The Pioneer Liquor Mart case is especially instructive in a respect not hitherto mentioned. In that case the Commission had promulgated price regulations and filed a declaration to the effect that, unless it promulgated regulations for the period in question on an emergency basis, there would be no regulation in effect and the legislative intent would be frustrated. The court took judicial notice that, several months before the price period in question, it had rendered a decision, Kneeland Liquor, Inc. v. Alcoholic Beverages Control Commn., 345 Mass. 228 (1962), which had invalidated similar regulations of the commission for failure to follow the regulation-making procedures of the State Administrative Procedure Act. The Secretary was here faced with a somewhat comparable emergency: that, due to the judicial invalidation of his August 26 regulation, there would be no regulation in effect unless promulgated on an emergency basis. More important, it is now clear, as it was not prior to the hearing of this appeal, that until the regulation in question was promulgated there was no fee validly in effect; and it is equally clear that, unless the inspectors are authorized to collect a fee, the inspection program will be thrown into chaos. These are legal facts of which we can take judicial notice, and which would fully justify promulgation of a fee on an emergency basis. Compare Sears v. Secretary of the Commonwealth, 369 Mass. 392, 405 (1975). It cannot be doubted that if the injunction were allowed to stand solely by reason of an omission in the emergency statement, the Secretary would promptly refile the regulation with the omission corrected. Where the exigency is obvious, no purpose would be served by requiring a refinement in the filed declaration.
On the basis of the foregoing considerations, we find no legal basis for the issuance of the preliminary injunction. The burden of showing a likelihood of success on the merits is on the party seeking the preliminary injunction. Packaging Indus. Group, Inc. v. Cheney, 380 Mass. 609, 620 (1980). That burden has not been met.

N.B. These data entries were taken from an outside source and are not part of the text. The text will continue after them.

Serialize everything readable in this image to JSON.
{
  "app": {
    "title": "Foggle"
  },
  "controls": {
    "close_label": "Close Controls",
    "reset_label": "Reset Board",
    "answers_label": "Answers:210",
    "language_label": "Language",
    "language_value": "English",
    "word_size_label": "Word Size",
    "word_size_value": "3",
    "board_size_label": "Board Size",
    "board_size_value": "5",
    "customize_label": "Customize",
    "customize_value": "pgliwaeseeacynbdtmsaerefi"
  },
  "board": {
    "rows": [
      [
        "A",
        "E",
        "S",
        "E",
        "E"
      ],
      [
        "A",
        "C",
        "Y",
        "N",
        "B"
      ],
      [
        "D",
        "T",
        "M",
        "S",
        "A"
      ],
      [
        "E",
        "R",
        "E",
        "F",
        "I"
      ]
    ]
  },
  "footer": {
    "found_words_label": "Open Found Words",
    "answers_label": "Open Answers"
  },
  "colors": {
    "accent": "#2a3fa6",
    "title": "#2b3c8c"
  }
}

The order for a preliminary injunction entered on September 11, 1981, is vacated. The rescript is to issue forthwith.